[Information provided — start]

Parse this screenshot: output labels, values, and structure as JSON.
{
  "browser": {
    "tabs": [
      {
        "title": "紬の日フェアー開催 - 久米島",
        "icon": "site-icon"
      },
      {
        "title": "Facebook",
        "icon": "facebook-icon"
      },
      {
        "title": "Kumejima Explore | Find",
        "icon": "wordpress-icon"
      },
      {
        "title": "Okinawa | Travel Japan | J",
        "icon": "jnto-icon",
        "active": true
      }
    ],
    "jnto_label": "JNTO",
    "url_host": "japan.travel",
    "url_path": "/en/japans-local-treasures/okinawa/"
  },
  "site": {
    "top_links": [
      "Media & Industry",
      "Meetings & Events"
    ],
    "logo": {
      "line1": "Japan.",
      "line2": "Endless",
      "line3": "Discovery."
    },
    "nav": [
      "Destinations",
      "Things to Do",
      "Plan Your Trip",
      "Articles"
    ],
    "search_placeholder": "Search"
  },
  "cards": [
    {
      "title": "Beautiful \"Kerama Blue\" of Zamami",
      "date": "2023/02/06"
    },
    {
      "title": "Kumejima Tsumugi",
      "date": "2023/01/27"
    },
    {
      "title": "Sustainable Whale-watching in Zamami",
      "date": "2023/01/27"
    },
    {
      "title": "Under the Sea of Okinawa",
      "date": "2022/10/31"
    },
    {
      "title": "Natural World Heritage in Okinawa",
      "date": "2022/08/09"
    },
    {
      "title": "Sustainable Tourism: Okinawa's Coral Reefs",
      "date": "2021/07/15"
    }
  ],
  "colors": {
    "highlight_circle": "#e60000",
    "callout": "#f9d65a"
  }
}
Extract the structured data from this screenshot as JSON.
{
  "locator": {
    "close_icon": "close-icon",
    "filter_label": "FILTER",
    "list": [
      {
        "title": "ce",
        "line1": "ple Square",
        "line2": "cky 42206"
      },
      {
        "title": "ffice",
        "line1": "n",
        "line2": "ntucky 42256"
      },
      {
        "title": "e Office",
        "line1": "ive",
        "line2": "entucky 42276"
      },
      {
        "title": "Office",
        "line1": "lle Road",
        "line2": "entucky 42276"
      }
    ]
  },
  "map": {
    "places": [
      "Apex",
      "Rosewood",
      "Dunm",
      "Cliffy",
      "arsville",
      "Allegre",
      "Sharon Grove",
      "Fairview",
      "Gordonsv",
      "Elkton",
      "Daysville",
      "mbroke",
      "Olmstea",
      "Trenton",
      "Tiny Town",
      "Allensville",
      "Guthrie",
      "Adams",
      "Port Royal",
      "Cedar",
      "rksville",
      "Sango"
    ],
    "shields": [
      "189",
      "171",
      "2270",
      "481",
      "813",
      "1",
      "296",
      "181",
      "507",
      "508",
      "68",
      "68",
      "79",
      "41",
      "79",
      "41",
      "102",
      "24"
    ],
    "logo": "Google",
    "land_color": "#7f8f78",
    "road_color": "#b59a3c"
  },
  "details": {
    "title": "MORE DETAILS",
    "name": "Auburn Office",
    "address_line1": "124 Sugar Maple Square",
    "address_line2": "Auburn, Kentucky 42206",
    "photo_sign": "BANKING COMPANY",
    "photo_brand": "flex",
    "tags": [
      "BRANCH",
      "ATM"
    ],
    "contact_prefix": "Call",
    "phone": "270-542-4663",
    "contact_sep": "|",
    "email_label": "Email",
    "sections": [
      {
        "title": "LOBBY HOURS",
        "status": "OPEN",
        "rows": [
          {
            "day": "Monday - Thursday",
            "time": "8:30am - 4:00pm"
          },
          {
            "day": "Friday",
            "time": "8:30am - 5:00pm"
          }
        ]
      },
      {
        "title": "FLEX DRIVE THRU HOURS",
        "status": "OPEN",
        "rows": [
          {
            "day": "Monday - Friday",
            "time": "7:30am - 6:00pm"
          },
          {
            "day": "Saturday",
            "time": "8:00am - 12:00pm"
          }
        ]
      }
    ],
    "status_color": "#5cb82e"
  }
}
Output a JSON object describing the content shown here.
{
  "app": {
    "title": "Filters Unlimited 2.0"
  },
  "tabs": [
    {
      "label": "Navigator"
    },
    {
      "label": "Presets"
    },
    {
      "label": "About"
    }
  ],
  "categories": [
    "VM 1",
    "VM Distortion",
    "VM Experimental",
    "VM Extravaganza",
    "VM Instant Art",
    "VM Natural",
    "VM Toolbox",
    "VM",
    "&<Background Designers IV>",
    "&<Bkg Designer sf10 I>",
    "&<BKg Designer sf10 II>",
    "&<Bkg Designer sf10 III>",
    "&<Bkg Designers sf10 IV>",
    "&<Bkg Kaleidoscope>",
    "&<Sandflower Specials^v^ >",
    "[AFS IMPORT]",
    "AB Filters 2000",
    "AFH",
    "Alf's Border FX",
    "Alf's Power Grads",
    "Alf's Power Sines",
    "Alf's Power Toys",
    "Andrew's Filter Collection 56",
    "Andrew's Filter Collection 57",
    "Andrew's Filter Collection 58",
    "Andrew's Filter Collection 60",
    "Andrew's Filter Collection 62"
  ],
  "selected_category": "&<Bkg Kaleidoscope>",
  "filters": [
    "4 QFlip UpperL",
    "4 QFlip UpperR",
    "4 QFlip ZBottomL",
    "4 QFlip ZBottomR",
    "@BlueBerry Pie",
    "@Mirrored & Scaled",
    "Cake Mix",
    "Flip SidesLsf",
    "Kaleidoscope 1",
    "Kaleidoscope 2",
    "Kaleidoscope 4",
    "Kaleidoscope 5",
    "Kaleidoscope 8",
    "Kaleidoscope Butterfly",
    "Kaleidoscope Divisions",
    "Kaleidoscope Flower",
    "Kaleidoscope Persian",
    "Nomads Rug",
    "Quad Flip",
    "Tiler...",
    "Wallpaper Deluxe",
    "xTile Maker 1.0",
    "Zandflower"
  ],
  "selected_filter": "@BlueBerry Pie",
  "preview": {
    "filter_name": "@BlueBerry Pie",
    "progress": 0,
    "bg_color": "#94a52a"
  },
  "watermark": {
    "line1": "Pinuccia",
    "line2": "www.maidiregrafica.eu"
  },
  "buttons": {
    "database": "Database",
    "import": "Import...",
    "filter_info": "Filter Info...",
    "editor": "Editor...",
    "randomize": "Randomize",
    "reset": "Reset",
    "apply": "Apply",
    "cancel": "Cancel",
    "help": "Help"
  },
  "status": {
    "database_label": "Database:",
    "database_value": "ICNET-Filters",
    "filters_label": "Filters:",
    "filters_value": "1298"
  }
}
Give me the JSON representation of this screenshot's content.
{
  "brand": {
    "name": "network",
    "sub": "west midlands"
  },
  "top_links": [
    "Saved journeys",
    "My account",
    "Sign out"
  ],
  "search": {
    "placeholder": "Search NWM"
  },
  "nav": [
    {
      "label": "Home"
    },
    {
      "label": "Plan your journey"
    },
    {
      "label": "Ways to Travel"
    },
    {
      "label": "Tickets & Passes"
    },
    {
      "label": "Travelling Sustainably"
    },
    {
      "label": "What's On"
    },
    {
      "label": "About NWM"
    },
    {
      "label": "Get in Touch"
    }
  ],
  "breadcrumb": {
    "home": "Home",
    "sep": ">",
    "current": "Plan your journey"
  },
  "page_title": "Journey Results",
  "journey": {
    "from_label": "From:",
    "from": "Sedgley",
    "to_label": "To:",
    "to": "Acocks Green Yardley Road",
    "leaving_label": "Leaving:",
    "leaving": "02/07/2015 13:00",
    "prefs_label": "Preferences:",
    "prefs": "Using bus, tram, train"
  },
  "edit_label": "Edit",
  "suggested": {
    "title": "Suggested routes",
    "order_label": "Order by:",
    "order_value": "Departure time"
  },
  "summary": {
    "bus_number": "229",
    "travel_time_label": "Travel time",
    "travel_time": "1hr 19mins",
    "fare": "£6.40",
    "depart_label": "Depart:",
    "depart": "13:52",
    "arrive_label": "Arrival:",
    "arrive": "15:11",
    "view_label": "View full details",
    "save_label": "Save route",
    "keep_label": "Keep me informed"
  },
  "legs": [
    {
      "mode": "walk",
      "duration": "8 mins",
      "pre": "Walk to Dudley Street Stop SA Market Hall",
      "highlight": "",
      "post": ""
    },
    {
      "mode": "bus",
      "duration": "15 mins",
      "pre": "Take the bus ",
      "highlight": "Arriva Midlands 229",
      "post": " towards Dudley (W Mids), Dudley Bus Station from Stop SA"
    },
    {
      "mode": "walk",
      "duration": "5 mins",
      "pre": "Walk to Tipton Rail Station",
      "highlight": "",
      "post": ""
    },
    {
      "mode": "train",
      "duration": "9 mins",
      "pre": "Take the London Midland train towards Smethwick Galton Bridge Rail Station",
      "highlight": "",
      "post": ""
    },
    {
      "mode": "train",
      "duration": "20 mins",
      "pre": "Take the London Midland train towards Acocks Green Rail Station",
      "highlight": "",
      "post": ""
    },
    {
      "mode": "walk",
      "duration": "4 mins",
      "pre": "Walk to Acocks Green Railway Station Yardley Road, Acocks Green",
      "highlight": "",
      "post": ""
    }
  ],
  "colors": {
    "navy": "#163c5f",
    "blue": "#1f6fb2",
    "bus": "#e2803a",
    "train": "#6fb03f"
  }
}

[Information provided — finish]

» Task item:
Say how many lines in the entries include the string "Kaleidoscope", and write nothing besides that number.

» Task solution:
11